*** Opening DATASET RECORDS ***

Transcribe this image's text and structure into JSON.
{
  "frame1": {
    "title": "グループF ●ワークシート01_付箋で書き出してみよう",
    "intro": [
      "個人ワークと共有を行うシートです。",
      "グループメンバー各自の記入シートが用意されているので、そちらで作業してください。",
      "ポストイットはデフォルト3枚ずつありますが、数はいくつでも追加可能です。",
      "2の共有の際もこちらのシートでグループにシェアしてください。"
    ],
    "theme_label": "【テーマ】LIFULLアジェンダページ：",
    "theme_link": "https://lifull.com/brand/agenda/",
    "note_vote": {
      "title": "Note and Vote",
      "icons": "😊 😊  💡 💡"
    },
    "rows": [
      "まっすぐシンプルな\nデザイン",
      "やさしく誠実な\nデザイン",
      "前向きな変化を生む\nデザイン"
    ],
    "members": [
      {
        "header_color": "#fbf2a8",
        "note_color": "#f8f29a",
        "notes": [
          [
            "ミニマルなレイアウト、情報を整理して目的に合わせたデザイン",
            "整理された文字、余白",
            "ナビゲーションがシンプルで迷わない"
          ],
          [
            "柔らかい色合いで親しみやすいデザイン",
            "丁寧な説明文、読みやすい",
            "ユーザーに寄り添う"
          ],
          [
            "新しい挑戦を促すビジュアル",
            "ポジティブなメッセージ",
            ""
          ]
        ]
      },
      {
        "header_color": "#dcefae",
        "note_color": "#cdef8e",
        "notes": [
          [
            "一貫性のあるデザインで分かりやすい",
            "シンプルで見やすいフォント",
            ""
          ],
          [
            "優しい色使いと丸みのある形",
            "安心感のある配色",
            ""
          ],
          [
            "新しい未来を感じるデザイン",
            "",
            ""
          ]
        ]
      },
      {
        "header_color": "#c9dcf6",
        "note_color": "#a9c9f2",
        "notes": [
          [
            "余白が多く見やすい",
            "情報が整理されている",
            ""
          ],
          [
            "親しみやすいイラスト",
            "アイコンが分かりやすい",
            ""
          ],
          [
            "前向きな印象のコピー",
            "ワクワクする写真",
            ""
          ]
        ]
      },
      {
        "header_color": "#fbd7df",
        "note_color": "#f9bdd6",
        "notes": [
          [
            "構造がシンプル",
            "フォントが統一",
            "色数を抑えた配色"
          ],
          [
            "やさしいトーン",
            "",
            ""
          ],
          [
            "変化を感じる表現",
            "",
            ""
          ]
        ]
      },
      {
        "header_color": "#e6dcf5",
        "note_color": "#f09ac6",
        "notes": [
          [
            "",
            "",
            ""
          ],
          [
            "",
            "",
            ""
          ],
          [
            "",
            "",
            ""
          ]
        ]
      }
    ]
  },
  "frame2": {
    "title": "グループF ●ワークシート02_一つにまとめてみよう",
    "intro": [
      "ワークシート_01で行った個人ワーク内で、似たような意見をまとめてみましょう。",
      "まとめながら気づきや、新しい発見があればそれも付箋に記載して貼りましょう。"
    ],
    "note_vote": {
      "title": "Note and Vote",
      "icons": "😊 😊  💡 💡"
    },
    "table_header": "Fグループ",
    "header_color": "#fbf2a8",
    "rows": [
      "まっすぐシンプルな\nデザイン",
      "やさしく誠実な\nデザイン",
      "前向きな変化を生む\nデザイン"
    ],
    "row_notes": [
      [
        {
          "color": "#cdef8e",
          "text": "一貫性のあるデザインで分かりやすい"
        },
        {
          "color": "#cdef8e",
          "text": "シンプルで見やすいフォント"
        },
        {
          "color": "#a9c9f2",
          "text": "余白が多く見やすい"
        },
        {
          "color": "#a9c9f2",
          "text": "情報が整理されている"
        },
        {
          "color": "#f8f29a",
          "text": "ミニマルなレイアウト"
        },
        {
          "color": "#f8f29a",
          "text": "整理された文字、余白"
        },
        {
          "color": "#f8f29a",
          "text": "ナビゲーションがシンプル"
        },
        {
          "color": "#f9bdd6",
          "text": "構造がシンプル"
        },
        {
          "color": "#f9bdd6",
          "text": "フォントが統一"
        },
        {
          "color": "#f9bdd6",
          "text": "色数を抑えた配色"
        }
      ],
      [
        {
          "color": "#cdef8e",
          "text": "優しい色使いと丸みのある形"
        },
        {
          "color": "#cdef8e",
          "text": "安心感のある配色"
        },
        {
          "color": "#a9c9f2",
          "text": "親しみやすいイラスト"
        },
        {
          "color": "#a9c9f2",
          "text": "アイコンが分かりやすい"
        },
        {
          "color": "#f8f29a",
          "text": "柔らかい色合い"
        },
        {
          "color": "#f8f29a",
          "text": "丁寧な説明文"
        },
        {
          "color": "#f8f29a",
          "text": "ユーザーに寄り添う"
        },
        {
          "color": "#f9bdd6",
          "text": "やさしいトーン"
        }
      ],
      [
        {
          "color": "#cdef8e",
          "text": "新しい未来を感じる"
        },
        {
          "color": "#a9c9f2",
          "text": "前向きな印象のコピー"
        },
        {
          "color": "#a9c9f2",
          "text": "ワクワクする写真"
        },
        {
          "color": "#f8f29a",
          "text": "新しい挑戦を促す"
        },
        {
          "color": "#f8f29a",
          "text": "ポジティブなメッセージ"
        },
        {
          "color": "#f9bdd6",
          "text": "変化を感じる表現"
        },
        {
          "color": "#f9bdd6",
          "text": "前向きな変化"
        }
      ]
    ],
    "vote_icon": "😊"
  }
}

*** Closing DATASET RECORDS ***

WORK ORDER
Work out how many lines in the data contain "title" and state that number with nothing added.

SOLUTION FOR THIS EXERCISE
4